Many of the world’s nations are set to meet in Paris this December to hash out a climate change deal. But how did we get ourselves into this mess? Who’s most responsible? What do scientists say about the future?

The Global Carbon Atlas is a pretty good place to understand the whole thing. Based on a range of authoritative data, it maps emissions historically and from different causes, shows how countries contributed, and explains the consequences of different methods to fix the problem.

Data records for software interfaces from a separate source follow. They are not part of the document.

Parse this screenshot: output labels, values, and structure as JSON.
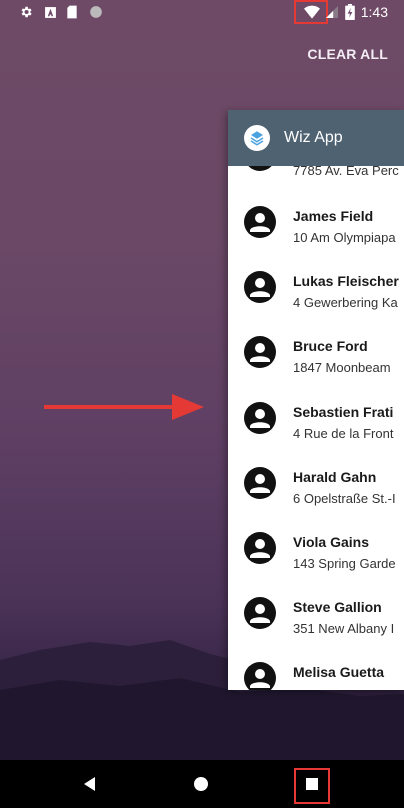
{
  "status_bar": {
    "time": "1:43",
    "left_icons": [
      "gear-icon",
      "a-icon",
      "sd-card-icon",
      "circle-icon"
    ],
    "right_icons": [
      "wifi-icon",
      "signal-icon",
      "battery-icon"
    ]
  },
  "recents": {
    "clear_all_label": "CLEAR ALL"
  },
  "app_card": {
    "title": "Wiz App",
    "contacts": [
      {
        "name": "",
        "address": "7785 Av. Eva Perc"
      },
      {
        "name": "James Field",
        "address": "10 Am Olympiapa"
      },
      {
        "name": "Lukas Fleischer",
        "address": "4 Gewerbering Ka"
      },
      {
        "name": "Bruce Ford",
        "address": "1847 Moonbeam"
      },
      {
        "name": "Sebastien Frati",
        "address": "4 Rue de la Front"
      },
      {
        "name": "Harald Gahn",
        "address": "6 Opelstraße St.-I"
      },
      {
        "name": "Viola Gains",
        "address": "143 Spring Garde"
      },
      {
        "name": "Steve Gallion",
        "address": "351 New Albany I"
      },
      {
        "name": "Melisa Guetta",
        "address": ""
      }
    ]
  },
  "nav_bar": {
    "buttons": [
      "back-icon",
      "home-icon",
      "recents-icon"
    ]
  },
  "colors": {
    "annotation": "#e53935",
    "header": "#4f6272"
  }
}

Click on the “future” tag in the “outreach” section, then play with the toggle on the right hand side, moving future emissions up and down. With carbon dioxide levels at 400 parts per million, temperatures rise only between 0.9 and 2.3 degrees centigrade above pre-industrial levels (scientists generally see 2 degrees as a relatively safe limit). Forty percent of Arctic ice melts and sea levels rise by an average of half a meter. But it’s not too bad, relatively speaking. At 700 ppm, vegetation becomes less efficient at trapping CO2 from the atmosphere (increasing climate effects) and global flooding increases 10 times over what we have today. It’s bad. At 900 ppm … you don’t really want to know.

The emissions mapping section is a little more complex. Toggle the timeline at the bottom and see how countries’ emissions change over time relative to each other. Also see how countries rank for cumulative emissions–an important data point in Paris, as developing countries argue that they’ve released less carbon historically and therefore should have greater leeway going forward.

Have a look at the Global Carbon Atlas yourself here.BS